Stress on Cells Can Turn Them Cancerous
Insight into mechanism could help improve treatment, researcher says
WEDNESDAY, Jan. 13, 2010 (HealthDay News) -- New research in fruit flies offers insight into how cells turn cancerous.
At issue is how mutations occur in single cells and create tumors. In a study published online Jan. 13 in Nature, researchers report that cancer-causing mutations can work together even when they're in different cells.
"The bad news is that it is much easier for a tissue to accumulate mutations in different cells than in the same cell," Tian Xu, a researcher with the Yale Cancer Center and the Fudan-Yale Center for Biomedical Research at Fudan University in China, said in a Yale news release.
The researchers looked at genes in fruit flies, including a gene linked to about a third of cancers in humans. They discovered that mutations don't need to be in the same cell to cause tumors and that environmental stresses, including wounds, can cause cancer to develop.
"A lot of different conditions can trigger stress signaling: physical stress, emotional stress, infections, inflammation -- all these things," Xu said.
In the big picture, Xu said, the research could help improve cancer treatment: "Better understanding of the underlying mechanism causing cancer always offers new tools to battle the disease."

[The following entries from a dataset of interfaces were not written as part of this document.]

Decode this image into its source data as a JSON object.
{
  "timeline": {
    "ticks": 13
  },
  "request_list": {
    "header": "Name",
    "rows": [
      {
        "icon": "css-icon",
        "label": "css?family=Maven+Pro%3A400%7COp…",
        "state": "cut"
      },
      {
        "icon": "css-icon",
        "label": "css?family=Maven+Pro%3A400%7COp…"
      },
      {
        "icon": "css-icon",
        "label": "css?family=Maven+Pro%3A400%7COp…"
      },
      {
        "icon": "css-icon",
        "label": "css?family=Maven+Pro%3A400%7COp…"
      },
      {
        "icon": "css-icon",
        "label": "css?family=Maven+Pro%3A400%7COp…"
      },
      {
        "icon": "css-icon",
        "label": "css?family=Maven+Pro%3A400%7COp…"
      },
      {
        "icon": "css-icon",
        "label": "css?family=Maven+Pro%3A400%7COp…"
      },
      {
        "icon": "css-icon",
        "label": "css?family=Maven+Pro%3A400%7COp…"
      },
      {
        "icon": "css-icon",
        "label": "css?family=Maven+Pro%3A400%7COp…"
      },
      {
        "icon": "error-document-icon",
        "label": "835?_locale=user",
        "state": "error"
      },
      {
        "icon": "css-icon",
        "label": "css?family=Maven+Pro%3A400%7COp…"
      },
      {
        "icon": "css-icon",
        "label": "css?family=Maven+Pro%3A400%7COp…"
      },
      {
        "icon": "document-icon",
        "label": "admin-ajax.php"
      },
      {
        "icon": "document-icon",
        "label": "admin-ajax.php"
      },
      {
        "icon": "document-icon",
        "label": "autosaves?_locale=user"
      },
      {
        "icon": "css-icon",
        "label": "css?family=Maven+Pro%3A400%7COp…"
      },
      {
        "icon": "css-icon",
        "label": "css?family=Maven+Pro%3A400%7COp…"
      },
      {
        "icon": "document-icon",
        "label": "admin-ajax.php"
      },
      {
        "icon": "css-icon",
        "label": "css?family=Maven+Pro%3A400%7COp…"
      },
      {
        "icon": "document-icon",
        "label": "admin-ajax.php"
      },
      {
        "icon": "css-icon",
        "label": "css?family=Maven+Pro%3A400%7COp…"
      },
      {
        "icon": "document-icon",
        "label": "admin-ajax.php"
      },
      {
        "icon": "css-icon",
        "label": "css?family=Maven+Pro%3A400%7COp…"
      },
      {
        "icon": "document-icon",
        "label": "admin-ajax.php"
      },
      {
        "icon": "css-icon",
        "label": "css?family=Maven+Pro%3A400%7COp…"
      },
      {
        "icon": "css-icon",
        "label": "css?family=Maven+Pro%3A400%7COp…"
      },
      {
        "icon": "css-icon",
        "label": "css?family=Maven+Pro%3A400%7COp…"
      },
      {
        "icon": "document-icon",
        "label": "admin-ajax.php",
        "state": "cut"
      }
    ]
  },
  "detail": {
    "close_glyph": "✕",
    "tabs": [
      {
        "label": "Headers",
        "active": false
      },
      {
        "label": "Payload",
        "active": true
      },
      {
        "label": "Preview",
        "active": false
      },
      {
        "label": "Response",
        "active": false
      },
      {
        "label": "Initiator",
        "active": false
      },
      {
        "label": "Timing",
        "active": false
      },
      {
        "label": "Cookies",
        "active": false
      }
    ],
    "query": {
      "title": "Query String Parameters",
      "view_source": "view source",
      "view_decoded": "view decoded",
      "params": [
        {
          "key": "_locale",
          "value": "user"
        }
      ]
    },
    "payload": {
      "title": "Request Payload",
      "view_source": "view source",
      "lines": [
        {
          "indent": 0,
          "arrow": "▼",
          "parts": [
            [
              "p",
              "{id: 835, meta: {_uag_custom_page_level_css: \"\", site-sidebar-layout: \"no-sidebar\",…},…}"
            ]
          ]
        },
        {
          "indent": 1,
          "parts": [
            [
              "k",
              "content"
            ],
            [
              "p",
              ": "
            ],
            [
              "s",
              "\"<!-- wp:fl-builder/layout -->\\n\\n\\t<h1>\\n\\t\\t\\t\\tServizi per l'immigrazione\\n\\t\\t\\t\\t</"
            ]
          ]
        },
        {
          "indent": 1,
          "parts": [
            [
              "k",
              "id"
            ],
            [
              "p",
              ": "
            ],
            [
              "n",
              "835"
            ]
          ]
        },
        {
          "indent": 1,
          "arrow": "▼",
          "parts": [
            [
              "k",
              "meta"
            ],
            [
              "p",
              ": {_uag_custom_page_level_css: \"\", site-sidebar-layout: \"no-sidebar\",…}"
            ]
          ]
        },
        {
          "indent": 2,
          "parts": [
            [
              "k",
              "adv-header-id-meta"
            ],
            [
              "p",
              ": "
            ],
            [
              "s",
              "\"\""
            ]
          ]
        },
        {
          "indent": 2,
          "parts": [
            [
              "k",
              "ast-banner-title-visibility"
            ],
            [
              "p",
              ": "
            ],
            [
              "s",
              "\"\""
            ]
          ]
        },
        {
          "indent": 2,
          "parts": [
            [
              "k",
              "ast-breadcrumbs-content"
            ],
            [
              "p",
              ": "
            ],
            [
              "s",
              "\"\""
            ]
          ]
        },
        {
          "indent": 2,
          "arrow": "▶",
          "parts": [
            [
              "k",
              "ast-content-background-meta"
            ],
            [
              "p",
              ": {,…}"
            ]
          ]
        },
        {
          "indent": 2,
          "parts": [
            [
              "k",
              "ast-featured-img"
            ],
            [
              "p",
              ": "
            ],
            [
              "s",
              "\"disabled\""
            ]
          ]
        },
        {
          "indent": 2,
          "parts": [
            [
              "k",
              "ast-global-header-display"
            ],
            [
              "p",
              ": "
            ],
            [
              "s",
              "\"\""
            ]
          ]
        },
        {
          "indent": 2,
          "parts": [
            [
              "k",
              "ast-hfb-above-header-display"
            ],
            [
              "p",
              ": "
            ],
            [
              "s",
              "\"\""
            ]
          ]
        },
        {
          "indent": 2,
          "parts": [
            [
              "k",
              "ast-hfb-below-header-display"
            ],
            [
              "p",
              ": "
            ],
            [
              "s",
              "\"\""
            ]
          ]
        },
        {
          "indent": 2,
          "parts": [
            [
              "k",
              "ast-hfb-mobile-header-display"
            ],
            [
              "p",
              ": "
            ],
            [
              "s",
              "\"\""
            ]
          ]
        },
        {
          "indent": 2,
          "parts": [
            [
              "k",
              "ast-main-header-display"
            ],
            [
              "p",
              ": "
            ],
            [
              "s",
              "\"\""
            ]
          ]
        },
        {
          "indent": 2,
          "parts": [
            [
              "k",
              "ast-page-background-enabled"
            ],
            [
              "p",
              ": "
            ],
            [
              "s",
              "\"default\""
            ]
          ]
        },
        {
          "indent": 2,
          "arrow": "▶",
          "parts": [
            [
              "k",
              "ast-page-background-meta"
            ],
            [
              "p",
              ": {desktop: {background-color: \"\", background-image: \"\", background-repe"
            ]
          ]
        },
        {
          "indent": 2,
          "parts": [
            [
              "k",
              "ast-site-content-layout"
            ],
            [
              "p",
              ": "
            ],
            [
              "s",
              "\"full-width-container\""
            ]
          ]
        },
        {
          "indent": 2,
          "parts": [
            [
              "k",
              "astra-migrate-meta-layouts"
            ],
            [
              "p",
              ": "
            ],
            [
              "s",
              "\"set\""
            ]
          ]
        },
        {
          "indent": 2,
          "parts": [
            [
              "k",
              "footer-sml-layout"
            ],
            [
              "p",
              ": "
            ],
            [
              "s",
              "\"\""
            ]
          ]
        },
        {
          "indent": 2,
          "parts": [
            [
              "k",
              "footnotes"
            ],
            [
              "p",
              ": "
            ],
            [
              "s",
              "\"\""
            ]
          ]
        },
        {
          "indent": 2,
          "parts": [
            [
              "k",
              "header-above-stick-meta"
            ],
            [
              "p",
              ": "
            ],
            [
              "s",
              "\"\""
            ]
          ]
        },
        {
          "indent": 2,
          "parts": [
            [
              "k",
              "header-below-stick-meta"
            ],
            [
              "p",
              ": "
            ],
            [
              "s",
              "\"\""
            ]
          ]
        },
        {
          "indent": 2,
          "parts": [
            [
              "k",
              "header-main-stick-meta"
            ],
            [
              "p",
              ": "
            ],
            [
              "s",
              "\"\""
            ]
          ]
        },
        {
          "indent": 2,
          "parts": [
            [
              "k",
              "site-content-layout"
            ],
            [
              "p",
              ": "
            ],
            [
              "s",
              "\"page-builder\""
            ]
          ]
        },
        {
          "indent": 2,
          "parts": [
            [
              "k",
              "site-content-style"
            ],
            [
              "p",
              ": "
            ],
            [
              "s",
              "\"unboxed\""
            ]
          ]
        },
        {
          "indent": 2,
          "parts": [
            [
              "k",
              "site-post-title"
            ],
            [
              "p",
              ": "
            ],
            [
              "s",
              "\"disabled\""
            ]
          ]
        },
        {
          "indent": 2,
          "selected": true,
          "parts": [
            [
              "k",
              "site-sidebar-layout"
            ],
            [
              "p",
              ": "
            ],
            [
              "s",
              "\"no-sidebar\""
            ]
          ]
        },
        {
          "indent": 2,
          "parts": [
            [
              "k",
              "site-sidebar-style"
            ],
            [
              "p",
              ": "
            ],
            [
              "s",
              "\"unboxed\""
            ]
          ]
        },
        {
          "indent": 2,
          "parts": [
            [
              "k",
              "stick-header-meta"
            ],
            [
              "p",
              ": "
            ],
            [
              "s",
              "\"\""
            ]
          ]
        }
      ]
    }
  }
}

The U.S. National Cancer Institute has more on understanding cancer.